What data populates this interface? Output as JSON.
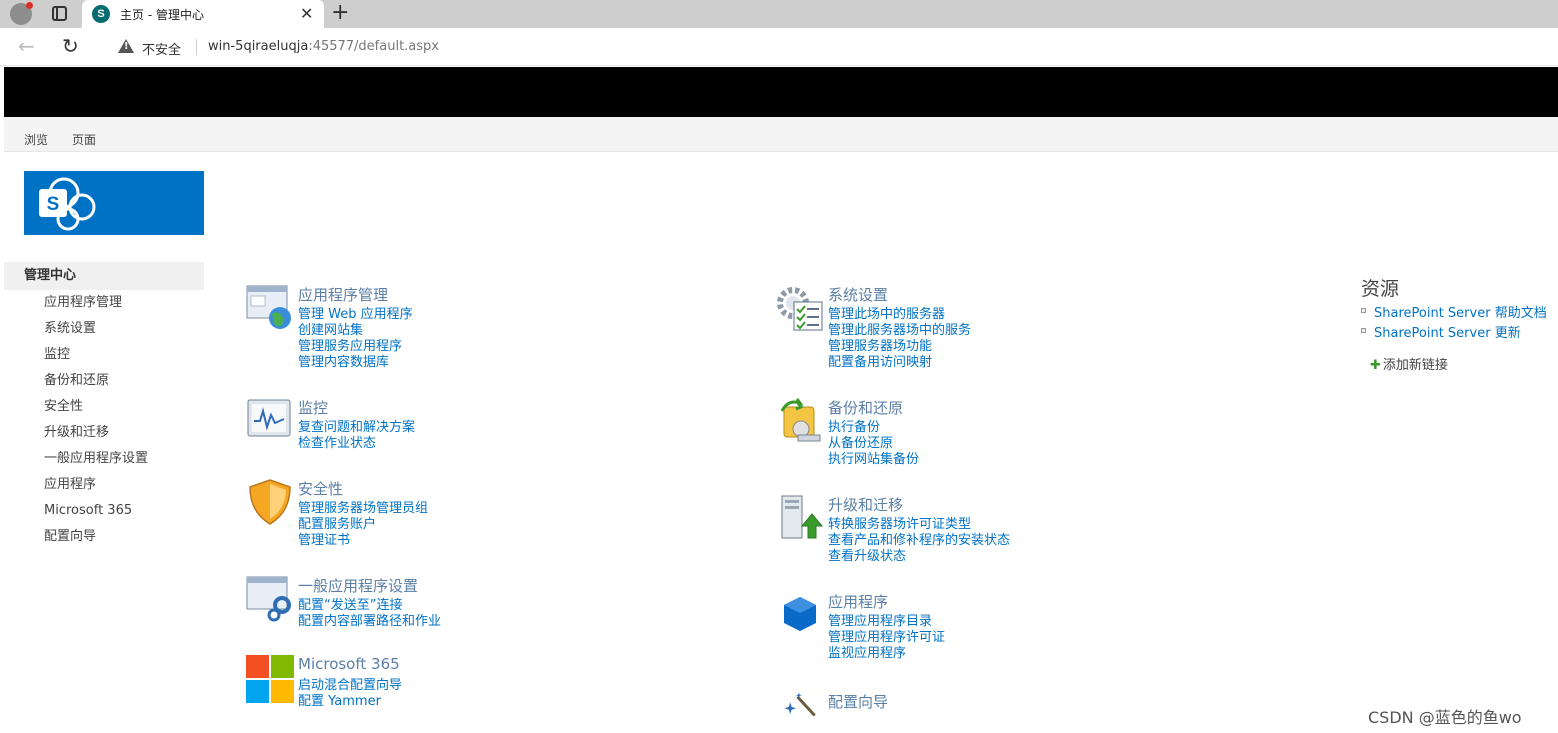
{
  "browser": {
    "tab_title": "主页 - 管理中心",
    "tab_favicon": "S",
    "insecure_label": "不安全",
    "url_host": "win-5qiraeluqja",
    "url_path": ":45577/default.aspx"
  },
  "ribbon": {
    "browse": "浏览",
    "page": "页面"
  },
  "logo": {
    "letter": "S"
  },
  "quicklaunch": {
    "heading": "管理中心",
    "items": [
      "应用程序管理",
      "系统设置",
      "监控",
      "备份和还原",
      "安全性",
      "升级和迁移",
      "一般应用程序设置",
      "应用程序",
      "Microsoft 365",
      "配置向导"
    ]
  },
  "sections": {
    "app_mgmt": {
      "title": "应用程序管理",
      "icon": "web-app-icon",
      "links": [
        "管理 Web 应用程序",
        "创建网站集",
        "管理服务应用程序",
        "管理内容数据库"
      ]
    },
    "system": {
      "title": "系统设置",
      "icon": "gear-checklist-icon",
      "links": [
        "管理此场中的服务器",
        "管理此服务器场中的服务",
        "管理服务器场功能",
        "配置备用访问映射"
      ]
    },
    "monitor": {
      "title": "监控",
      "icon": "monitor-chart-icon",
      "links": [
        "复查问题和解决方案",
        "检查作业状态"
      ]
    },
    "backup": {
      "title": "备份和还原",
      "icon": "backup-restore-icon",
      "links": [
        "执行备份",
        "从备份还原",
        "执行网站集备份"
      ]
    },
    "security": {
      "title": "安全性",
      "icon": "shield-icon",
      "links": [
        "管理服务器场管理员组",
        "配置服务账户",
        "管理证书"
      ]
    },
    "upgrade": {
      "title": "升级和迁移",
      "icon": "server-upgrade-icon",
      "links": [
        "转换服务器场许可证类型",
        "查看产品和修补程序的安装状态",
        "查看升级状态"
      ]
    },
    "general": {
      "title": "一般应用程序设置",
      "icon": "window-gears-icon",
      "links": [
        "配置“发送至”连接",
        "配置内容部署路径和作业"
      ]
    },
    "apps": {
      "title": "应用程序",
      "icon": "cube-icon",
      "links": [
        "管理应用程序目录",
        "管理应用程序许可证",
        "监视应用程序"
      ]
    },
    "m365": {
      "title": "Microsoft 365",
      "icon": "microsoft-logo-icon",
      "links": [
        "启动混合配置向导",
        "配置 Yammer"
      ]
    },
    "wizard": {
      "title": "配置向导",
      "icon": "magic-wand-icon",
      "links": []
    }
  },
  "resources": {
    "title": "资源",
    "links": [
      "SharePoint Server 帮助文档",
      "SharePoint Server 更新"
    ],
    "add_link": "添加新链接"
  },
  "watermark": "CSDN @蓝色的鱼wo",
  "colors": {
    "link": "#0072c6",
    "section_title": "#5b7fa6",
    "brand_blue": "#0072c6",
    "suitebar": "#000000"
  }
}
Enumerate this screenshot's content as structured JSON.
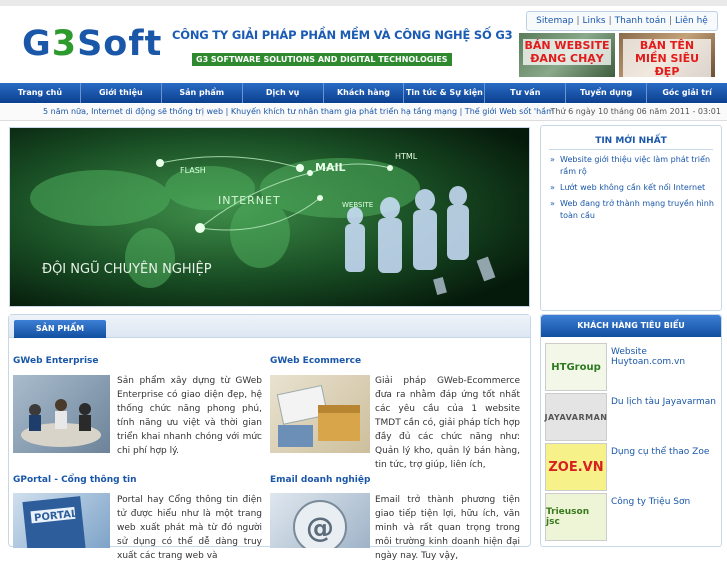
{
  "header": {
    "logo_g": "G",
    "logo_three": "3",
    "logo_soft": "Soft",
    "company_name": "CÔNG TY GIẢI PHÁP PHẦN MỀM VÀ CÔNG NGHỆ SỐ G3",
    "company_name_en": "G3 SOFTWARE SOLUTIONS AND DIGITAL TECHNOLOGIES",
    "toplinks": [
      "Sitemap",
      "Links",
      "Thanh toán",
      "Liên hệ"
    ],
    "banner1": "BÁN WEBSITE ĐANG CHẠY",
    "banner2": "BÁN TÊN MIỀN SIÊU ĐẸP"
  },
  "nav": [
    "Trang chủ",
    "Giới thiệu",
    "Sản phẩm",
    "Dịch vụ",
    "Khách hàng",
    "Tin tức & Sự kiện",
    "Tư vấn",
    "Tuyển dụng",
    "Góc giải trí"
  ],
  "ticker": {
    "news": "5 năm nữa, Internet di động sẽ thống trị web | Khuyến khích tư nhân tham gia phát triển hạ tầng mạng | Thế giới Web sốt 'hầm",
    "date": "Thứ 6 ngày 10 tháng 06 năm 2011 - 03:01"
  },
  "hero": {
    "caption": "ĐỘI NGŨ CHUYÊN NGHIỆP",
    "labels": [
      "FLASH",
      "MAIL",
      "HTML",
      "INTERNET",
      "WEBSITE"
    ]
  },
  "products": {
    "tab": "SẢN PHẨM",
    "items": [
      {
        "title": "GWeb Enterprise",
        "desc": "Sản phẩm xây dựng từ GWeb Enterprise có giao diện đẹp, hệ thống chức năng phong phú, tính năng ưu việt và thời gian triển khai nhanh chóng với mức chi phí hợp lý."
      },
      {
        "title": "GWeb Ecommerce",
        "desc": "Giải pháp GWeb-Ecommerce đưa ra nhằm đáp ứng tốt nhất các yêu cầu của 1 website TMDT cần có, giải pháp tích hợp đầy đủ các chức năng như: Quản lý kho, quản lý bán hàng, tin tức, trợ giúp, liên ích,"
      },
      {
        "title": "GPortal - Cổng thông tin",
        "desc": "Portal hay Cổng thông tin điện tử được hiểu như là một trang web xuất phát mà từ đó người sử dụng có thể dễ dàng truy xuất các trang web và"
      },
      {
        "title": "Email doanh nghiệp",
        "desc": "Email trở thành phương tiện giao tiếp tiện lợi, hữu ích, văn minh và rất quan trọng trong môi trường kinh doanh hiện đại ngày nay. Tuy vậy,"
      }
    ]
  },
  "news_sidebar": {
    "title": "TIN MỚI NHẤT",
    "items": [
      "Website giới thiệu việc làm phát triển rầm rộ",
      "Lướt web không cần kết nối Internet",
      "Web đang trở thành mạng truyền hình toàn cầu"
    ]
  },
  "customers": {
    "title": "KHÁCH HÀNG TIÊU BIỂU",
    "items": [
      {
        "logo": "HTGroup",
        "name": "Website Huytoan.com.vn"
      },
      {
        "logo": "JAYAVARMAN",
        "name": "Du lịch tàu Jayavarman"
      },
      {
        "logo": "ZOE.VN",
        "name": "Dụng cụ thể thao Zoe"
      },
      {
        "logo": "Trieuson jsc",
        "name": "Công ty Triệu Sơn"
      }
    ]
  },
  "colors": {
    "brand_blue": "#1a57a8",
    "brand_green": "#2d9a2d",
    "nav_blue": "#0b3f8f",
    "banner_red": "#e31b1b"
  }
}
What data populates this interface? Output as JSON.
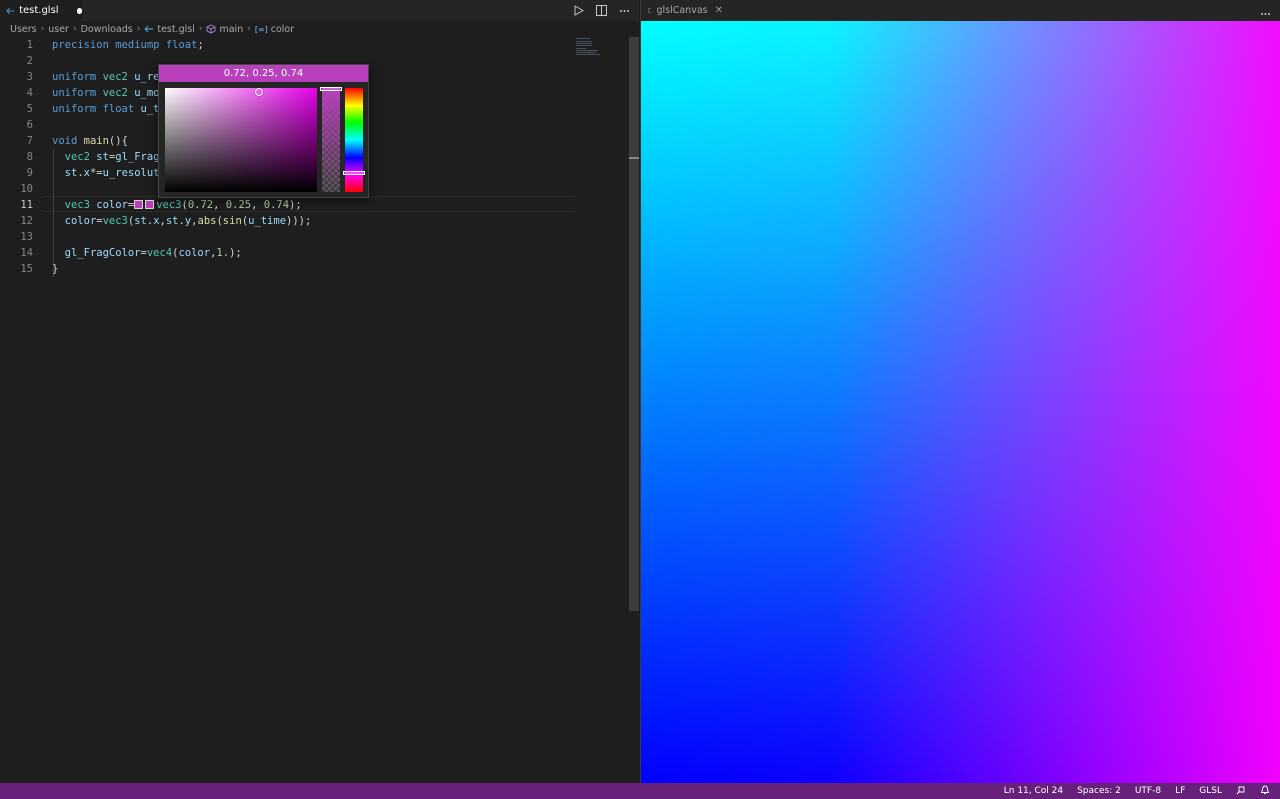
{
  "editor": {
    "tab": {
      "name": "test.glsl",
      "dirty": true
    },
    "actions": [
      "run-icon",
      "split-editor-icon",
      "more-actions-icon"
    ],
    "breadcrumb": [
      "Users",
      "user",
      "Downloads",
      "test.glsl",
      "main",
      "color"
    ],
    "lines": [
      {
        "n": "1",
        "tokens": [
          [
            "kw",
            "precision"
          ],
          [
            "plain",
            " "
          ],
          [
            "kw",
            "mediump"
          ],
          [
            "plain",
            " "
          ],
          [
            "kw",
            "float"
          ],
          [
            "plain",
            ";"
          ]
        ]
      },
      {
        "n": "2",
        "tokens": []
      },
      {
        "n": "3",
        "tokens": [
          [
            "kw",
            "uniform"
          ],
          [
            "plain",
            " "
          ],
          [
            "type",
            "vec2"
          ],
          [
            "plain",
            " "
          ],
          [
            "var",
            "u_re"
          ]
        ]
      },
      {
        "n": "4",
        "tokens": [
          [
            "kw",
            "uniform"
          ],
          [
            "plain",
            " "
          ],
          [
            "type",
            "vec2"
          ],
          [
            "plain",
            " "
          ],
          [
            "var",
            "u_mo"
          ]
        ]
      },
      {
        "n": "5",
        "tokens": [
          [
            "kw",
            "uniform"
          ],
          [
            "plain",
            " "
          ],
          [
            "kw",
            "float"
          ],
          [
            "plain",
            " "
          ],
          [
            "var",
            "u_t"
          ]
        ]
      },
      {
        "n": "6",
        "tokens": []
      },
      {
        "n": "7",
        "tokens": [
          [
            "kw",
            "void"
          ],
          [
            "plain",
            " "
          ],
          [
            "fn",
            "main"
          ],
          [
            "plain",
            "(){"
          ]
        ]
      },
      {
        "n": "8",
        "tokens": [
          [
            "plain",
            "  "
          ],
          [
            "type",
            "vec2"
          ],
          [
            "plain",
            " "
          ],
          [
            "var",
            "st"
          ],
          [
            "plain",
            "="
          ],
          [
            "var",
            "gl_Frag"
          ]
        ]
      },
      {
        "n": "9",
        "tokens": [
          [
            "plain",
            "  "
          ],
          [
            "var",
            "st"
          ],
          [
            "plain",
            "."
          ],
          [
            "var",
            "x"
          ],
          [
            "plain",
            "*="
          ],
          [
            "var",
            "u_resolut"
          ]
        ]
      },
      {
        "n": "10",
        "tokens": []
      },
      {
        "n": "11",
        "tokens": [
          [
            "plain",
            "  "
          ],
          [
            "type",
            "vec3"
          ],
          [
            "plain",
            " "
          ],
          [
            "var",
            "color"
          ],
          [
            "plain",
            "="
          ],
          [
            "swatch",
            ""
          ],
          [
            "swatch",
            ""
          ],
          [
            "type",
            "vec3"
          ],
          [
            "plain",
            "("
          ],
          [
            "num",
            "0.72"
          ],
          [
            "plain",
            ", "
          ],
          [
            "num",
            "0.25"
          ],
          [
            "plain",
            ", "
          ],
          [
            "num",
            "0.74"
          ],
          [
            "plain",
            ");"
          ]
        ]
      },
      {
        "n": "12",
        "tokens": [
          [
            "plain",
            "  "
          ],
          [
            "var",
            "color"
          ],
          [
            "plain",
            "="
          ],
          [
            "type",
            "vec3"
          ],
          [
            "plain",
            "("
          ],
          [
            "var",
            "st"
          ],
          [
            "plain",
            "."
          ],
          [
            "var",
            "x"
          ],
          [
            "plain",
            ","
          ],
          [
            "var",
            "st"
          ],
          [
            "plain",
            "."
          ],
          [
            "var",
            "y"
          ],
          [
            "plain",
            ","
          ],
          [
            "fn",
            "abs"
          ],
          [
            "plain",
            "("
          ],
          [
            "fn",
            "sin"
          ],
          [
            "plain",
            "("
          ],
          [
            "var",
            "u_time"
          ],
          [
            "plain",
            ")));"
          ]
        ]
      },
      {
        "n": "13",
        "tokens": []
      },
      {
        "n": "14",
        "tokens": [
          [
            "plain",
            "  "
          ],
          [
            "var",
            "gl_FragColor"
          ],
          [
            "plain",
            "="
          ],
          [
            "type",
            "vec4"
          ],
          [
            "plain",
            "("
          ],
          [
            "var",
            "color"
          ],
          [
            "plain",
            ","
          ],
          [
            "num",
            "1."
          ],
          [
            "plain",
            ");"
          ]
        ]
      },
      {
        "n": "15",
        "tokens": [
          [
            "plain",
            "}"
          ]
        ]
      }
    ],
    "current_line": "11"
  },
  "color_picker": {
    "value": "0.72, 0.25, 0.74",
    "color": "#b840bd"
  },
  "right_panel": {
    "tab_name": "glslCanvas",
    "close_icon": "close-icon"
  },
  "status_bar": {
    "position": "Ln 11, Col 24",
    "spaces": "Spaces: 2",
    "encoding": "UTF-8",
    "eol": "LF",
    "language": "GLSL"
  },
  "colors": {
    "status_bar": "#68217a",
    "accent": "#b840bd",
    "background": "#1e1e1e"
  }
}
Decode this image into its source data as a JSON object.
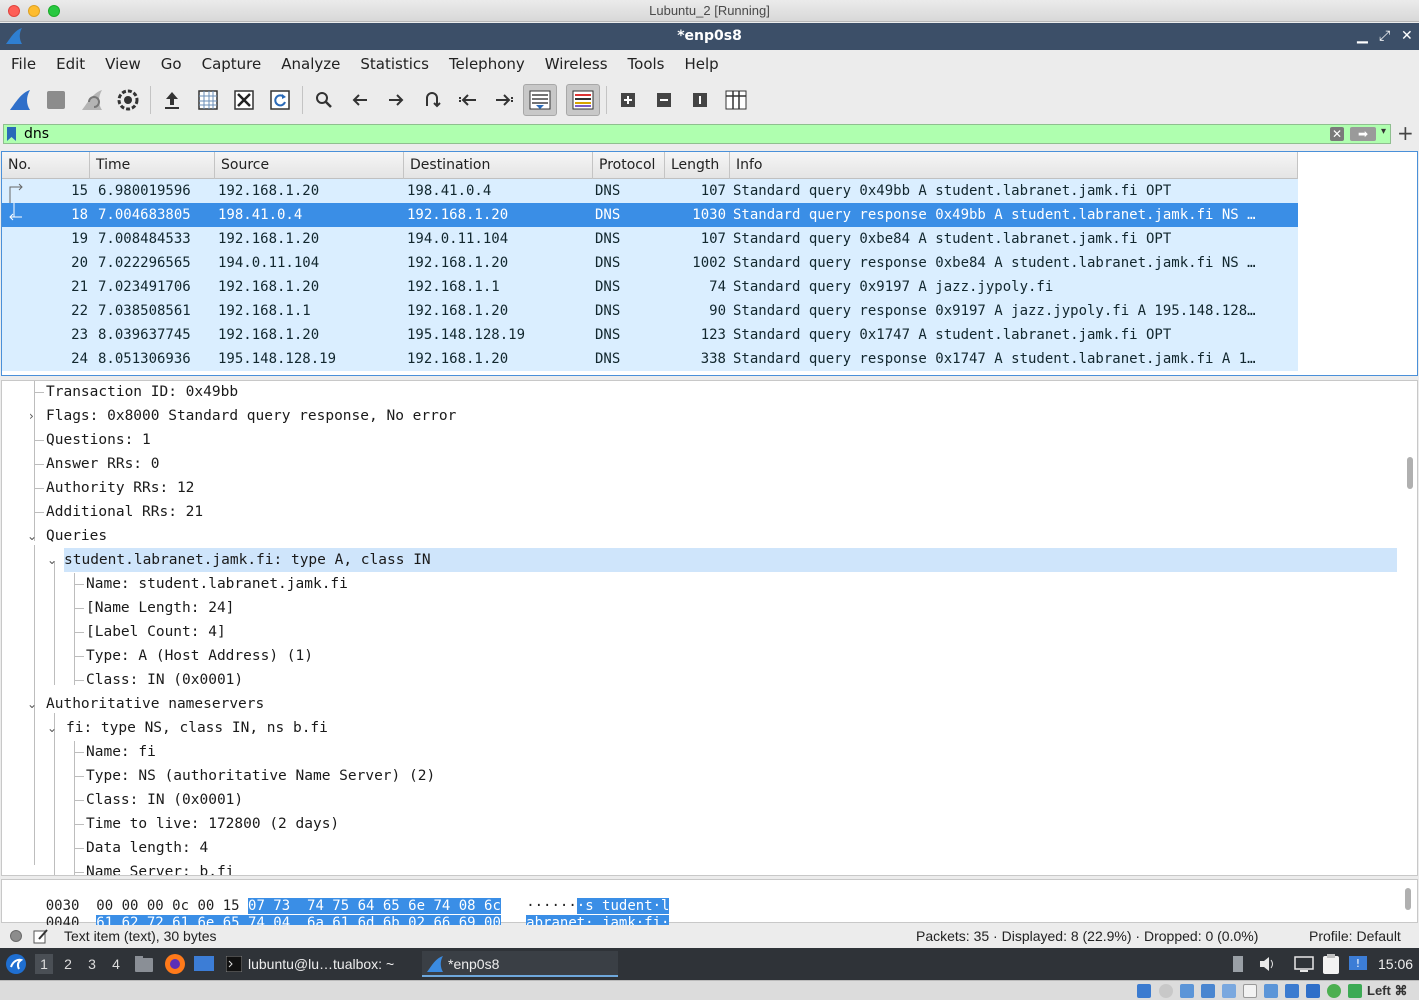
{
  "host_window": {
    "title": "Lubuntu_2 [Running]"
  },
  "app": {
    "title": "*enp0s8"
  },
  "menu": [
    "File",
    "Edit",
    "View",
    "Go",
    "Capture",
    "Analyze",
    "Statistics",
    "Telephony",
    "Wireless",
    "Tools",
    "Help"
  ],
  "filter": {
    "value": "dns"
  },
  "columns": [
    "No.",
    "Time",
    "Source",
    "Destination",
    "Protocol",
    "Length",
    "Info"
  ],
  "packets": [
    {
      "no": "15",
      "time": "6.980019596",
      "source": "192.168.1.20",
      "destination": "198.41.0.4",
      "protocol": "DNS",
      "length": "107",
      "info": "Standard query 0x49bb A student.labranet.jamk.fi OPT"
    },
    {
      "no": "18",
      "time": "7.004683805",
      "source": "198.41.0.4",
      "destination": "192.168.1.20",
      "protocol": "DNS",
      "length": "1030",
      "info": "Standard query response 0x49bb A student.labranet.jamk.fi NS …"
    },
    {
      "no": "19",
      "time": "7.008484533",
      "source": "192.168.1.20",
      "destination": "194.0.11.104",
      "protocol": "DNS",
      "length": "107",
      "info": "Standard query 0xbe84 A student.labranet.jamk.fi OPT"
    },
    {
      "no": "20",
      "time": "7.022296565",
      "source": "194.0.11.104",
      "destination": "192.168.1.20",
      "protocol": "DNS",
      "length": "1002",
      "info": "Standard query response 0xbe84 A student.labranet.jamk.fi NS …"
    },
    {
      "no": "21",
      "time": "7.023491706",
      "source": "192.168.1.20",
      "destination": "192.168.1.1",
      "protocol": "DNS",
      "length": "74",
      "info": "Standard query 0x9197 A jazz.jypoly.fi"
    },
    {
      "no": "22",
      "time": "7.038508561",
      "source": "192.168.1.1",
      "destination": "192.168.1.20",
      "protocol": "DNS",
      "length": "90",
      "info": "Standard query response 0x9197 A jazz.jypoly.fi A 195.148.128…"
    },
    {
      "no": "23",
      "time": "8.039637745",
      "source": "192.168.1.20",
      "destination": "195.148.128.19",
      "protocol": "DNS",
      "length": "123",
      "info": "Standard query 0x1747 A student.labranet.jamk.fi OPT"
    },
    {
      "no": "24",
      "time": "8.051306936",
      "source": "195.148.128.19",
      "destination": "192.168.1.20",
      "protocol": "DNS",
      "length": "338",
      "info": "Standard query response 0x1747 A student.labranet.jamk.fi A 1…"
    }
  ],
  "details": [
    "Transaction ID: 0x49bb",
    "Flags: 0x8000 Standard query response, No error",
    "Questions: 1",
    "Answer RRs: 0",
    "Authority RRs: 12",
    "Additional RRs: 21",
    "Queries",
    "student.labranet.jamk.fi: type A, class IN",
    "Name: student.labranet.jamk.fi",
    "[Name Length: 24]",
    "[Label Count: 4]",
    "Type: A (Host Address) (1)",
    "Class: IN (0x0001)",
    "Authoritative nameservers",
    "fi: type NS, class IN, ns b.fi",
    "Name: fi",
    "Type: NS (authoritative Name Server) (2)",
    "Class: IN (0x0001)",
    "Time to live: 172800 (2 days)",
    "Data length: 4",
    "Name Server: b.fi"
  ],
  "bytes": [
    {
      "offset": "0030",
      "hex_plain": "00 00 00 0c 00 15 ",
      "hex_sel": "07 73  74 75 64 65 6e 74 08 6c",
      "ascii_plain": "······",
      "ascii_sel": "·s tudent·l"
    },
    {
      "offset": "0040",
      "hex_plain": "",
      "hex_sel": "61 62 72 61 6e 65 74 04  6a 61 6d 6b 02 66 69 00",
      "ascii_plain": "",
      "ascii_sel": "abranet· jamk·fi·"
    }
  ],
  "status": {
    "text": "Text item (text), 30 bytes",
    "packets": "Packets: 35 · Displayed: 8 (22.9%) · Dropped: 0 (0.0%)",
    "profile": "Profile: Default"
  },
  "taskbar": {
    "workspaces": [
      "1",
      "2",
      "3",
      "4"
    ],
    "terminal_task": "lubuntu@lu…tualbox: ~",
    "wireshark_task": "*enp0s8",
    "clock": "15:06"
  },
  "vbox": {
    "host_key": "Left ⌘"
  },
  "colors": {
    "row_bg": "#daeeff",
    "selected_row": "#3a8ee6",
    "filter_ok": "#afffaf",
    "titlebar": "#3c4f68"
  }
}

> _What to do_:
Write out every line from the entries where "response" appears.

> _Problem solution_:
      "info": "Standard query response 0x49bb A student.labranet.jamk.fi NS …"
      "info": "Standard query response 0xbe84 A student.labranet.jamk.fi NS …"
      "info": "Standard query response 0x9197 A jazz.jypoly.fi A 195.148.128…"
      "info": "Standard query response 0x1747 A student.labranet.jamk.fi A 1…"
    "Flags: 0x8000 Standard query response, No error",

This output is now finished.